(Stored data entries)
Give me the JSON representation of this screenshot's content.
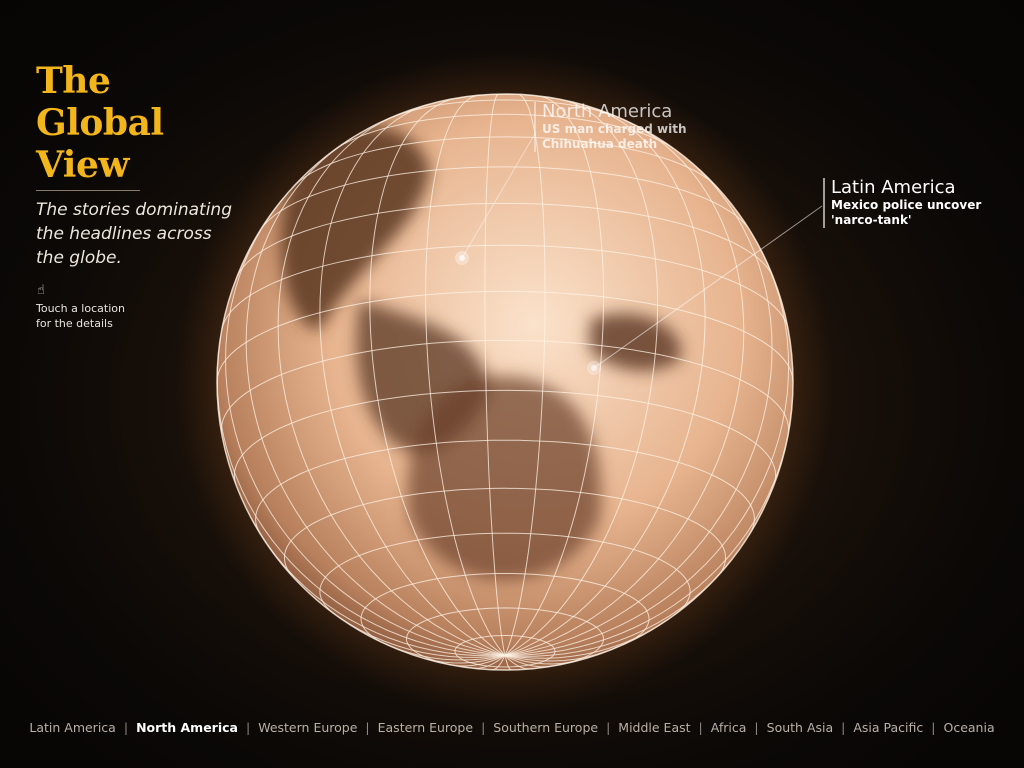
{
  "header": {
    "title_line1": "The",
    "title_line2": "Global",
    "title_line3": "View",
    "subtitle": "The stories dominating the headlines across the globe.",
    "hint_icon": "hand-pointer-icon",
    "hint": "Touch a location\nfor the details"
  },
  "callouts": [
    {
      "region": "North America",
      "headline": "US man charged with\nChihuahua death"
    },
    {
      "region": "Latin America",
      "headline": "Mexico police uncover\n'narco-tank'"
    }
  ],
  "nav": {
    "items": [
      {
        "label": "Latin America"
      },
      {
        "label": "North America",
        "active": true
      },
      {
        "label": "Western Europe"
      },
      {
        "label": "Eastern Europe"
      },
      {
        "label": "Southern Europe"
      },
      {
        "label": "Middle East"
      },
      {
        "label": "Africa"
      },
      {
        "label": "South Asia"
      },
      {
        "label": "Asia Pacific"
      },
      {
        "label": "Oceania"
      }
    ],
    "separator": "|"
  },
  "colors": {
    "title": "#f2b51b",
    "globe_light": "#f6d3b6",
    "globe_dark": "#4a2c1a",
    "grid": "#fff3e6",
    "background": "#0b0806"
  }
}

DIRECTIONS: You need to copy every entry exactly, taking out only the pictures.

EXERCISE SOLUTION:
Give me the JSON representation of this screenshot's content.
{
  "header": {
    "title_line1": "The",
    "title_line2": "Global",
    "title_line3": "View",
    "subtitle": "The stories dominating the headlines across the globe.",
    "hint_icon": "hand-pointer-icon",
    "hint": "Touch a location\nfor the details"
  },
  "callouts": [
    {
      "region": "North America",
      "headline": "US man charged with\nChihuahua death"
    },
    {
      "region": "Latin America",
      "headline": "Mexico police uncover\n'narco-tank'"
    }
  ],
  "nav": {
    "items": [
      {
        "label": "Latin America"
      },
      {
        "label": "North America",
        "active": true
      },
      {
        "label": "Western Europe"
      },
      {
        "label": "Eastern Europe"
      },
      {
        "label": "Southern Europe"
      },
      {
        "label": "Middle East"
      },
      {
        "label": "Africa"
      },
      {
        "label": "South Asia"
      },
      {
        "label": "Asia Pacific"
      },
      {
        "label": "Oceania"
      }
    ],
    "separator": "|"
  },
  "colors": {
    "title": "#f2b51b",
    "globe_light": "#f6d3b6",
    "globe_dark": "#4a2c1a",
    "grid": "#fff3e6",
    "background": "#0b0806"
  }
}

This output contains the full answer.